## TRY IT
Give back the records below exactly, omitting the pictures.
━━━━━━━━━━━━━━━━
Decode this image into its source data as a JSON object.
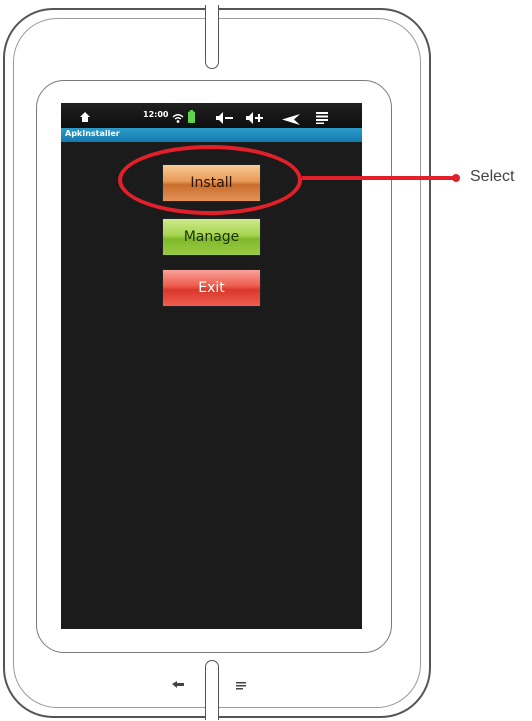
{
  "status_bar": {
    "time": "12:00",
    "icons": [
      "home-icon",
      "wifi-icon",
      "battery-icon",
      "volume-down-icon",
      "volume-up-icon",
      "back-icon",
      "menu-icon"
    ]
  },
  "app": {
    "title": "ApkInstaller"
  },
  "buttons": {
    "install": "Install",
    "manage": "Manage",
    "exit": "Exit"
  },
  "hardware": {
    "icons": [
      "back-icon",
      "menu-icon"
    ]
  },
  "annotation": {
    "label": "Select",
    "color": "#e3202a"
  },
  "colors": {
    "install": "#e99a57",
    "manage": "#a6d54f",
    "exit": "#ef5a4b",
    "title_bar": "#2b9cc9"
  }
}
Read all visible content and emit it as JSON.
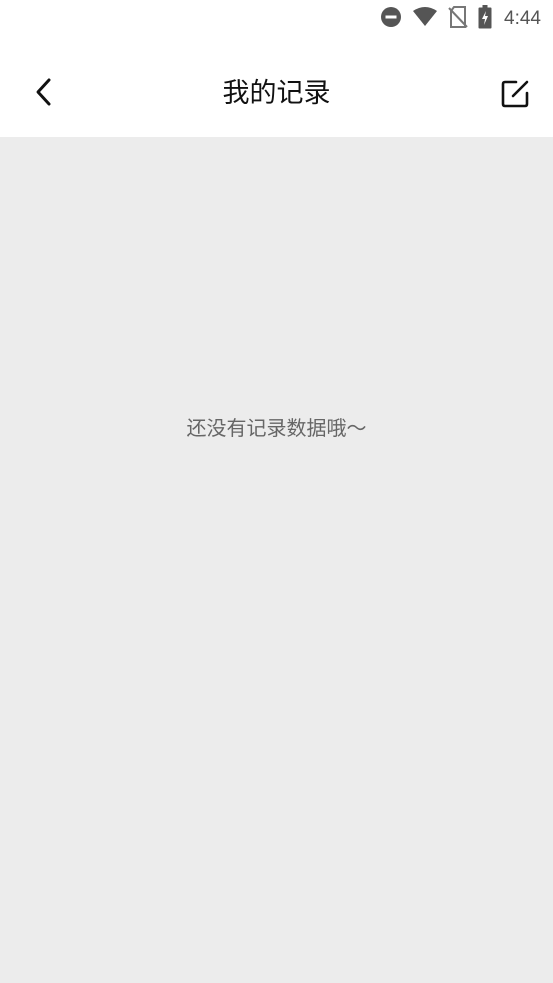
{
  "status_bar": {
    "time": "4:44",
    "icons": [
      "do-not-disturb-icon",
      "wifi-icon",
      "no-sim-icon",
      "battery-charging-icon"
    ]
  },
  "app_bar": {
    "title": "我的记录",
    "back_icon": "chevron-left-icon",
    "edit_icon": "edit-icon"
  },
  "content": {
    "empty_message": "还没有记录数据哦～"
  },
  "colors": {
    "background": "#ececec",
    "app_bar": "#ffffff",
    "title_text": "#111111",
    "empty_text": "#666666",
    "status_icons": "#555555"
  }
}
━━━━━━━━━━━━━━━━
## ANSWER BOX
Decode this image into its source data as a JSON object.
{
  "status_bar": {
    "time": "12:00",
    "icons": [
      "home-icon",
      "wifi-icon",
      "battery-icon",
      "volume-down-icon",
      "volume-up-icon",
      "back-icon",
      "menu-icon"
    ]
  },
  "app": {
    "title": "ApkInstaller"
  },
  "buttons": {
    "install": "Install",
    "manage": "Manage",
    "exit": "Exit"
  },
  "hardware": {
    "icons": [
      "back-icon",
      "menu-icon"
    ]
  },
  "annotation": {
    "label": "Select",
    "color": "#e3202a"
  },
  "colors": {
    "install": "#e99a57",
    "manage": "#a6d54f",
    "exit": "#ef5a4b",
    "title_bar": "#2b9cc9"
  }
}
Read all visible content and emit it as JSON.
{
  "status_bar": {
    "time": "4:44",
    "icons": [
      "do-not-disturb-icon",
      "wifi-icon",
      "no-sim-icon",
      "battery-charging-icon"
    ]
  },
  "app_bar": {
    "title": "我的记录",
    "back_icon": "chevron-left-icon",
    "edit_icon": "edit-icon"
  },
  "content": {
    "empty_message": "还没有记录数据哦～"
  },
  "colors": {
    "background": "#ececec",
    "app_bar": "#ffffff",
    "title_text": "#111111",
    "empty_text": "#666666",
    "status_icons": "#555555"
  }
}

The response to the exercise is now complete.